Different cleaning and disinfection protocols may apply based on your facility type and structures. For example, in an office building or even cluster housing such as public housing, apartments or condominiums, and assisted living or senior care facilities, cleaning and disinfection can be optimized for the specific office or living space occupied by an employee or resident infected with COVID-19. This scenario may require fogging of the particular space in which the individual spent time as well as wiping down and deep cleaning of common areas and high-touch surfaces that they may have also come into contact with.
Maybe your operations include more than just buildings. If your business involves transportation or fleet services, shared vehicles could also pose a concern. Focusing on high-touch points in addition to areas of driver or passenger exposure would also be important for your checklist.

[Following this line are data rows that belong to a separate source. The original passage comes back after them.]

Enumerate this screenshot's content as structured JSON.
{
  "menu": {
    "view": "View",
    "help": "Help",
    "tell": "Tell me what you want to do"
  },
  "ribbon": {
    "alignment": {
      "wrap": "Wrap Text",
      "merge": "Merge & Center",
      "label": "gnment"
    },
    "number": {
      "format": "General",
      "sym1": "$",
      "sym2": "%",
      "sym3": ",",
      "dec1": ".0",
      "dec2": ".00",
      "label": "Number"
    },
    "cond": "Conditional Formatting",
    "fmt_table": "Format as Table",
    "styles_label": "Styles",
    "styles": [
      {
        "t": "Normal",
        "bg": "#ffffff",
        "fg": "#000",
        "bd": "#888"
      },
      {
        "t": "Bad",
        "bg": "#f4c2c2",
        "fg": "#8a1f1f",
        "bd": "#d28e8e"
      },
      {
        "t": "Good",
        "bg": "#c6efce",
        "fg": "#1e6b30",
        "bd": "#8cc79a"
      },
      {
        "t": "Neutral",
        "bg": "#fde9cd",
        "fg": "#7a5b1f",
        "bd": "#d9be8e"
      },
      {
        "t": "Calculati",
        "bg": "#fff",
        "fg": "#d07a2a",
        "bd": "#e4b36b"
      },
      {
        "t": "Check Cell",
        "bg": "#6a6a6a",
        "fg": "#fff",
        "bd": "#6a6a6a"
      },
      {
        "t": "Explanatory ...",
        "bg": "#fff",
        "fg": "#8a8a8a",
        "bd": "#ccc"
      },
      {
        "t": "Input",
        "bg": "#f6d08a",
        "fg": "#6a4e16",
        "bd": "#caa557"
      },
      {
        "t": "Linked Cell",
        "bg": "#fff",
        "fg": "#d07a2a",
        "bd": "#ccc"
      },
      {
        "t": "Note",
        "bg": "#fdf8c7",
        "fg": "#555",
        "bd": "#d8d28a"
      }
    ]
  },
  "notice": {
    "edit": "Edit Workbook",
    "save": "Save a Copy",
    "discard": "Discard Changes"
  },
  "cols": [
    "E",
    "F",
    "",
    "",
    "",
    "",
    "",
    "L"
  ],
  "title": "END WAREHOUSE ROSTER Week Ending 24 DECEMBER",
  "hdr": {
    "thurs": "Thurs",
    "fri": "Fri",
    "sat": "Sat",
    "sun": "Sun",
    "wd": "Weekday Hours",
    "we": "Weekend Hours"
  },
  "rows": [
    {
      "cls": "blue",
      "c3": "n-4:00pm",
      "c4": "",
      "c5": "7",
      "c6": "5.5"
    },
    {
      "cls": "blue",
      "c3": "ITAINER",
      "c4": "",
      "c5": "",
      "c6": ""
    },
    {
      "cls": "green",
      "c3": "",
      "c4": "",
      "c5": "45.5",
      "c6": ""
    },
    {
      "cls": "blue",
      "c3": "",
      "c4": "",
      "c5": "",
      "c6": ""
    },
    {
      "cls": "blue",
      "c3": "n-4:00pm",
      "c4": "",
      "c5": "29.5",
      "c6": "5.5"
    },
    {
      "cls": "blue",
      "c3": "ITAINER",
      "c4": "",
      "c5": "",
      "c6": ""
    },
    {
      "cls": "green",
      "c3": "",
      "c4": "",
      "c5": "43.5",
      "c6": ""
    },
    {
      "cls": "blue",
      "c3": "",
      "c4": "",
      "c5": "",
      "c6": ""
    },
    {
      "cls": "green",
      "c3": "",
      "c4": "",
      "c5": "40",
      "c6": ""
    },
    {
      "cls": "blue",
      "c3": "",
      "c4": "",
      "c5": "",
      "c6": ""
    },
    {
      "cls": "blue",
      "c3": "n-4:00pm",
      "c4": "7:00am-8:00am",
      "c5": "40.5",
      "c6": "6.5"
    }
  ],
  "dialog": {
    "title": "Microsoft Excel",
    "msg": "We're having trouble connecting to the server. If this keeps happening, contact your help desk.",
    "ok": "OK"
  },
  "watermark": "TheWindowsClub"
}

In other instances, properties such as daycare facilities, schools or churches may have been vacated in response to the COVID-19 pandemic. However, even during this dormant period, a skeleton crew may have remained for operational purposes. Additionally, an asymptomatic person may have picked up packages or made deliveries inside the building. When it comes time to reopen the building, there is a need to clean and disinfect appropriately within the facilities to ensure the safe return of children, students or parishioners.
Consider these space-specific checklists as a starting point for your own facilities.
Offices or workstations
Door and door edges
Floor around office chair
Breakrooms, kitchens, gathering areas (e.g., front desk, reception, conference rooms)
Conference tables and phones
Door and door edges
Microwave, toaster ovens
Soap and towel dispensers
Building common or public areas
Entry/exit doors and keypads
Exterior door handle and keys
Interior high hand touch spots: steering wheel, transmission shift, door handles
Non-touch spots: dashboard, speedometer/odometer, under-dash screens
Other touch spots: radio, interior controls
Support: Partners at the ready
Whether relying on internal staff or industry contractors, it is important that your partners are trained and certified to ensure adherence to public health guidelines. But you don’t have to do it alone. Identifying cleaning and decontamination certified contractors who can provide ongoing protocols and an immediate response is high on the back to business priority list for many organizations.
For example, in locations where an employee tested positive for COVID-19, many businesses need onsite assistance within 24 hours of making such a request. Having trusted providers on speed dial is essential. A designated partner can also tailor procedures to each property scenario and building use.
At Sedgwick, we are working with our clients each and every day in developing back to business plans and strategies. Getting back to business will pose challenges, but we welcome the opportunity to partner with you and use our resources to provide disinfection, cleaning or other industrial hygiene services. Together we will reopen, return and recover from this epic event.
To learn more, check out Sedgwick’s additional resources: